- _What the task requires_: Retype the data in its entirety, with no word changed.

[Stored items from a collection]

-- Opening Marker --

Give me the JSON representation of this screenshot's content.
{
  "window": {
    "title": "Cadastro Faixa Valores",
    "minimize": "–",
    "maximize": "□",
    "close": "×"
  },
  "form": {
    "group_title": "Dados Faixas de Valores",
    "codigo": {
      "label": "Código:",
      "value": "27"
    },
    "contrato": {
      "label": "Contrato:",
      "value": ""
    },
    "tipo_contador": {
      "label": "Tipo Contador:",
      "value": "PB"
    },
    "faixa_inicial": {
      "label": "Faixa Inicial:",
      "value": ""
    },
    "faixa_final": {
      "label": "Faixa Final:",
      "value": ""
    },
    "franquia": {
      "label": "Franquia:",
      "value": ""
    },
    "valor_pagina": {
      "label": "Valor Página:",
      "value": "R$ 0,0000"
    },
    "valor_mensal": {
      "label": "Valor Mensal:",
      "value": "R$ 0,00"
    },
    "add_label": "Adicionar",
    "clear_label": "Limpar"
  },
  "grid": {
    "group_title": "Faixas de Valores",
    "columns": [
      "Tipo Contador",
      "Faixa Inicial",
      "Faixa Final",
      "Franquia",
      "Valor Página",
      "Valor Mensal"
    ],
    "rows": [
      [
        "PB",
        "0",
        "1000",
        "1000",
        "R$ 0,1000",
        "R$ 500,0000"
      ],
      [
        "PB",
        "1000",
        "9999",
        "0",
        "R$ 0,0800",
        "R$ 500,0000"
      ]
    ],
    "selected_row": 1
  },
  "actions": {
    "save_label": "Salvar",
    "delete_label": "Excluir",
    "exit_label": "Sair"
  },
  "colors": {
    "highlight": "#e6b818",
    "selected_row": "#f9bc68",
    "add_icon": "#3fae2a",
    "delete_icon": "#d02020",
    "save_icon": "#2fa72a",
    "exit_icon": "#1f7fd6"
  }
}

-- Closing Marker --

- _Output of the task_:
Give me the JSON representation of this screenshot's content.
{
  "window": {
    "title": "Cadastro Faixa Valores",
    "minimize": "–",
    "maximize": "□",
    "close": "×"
  },
  "form": {
    "group_title": "Dados Faixas de Valores",
    "codigo": {
      "label": "Código:",
      "value": "27"
    },
    "contrato": {
      "label": "Contrato:",
      "value": ""
    },
    "tipo_contador": {
      "label": "Tipo Contador:",
      "value": "PB"
    },
    "faixa_inicial": {
      "label": "Faixa Inicial:",
      "value": ""
    },
    "faixa_final": {
      "label": "Faixa Final:",
      "value": ""
    },
    "franquia": {
      "label": "Franquia:",
      "value": ""
    },
    "valor_pagina": {
      "label": "Valor Página:",
      "value": "R$ 0,0000"
    },
    "valor_mensal": {
      "label": "Valor Mensal:",
      "value": "R$ 0,00"
    },
    "add_label": "Adicionar",
    "clear_label": "Limpar"
  },
  "grid": {
    "group_title": "Faixas de Valores",
    "columns": [
      "Tipo Contador",
      "Faixa Inicial",
      "Faixa Final",
      "Franquia",
      "Valor Página",
      "Valor Mensal"
    ],
    "rows": [
      [
        "PB",
        "0",
        "1000",
        "1000",
        "R$ 0,1000",
        "R$ 500,0000"
      ],
      [
        "PB",
        "1000",
        "9999",
        "0",
        "R$ 0,0800",
        "R$ 500,0000"
      ]
    ],
    "selected_row": 1
  },
  "actions": {
    "save_label": "Salvar",
    "delete_label": "Excluir",
    "exit_label": "Sair"
  },
  "colors": {
    "highlight": "#e6b818",
    "selected_row": "#f9bc68",
    "add_icon": "#3fae2a",
    "delete_icon": "#d02020",
    "save_icon": "#2fa72a",
    "exit_icon": "#1f7fd6"
  }
}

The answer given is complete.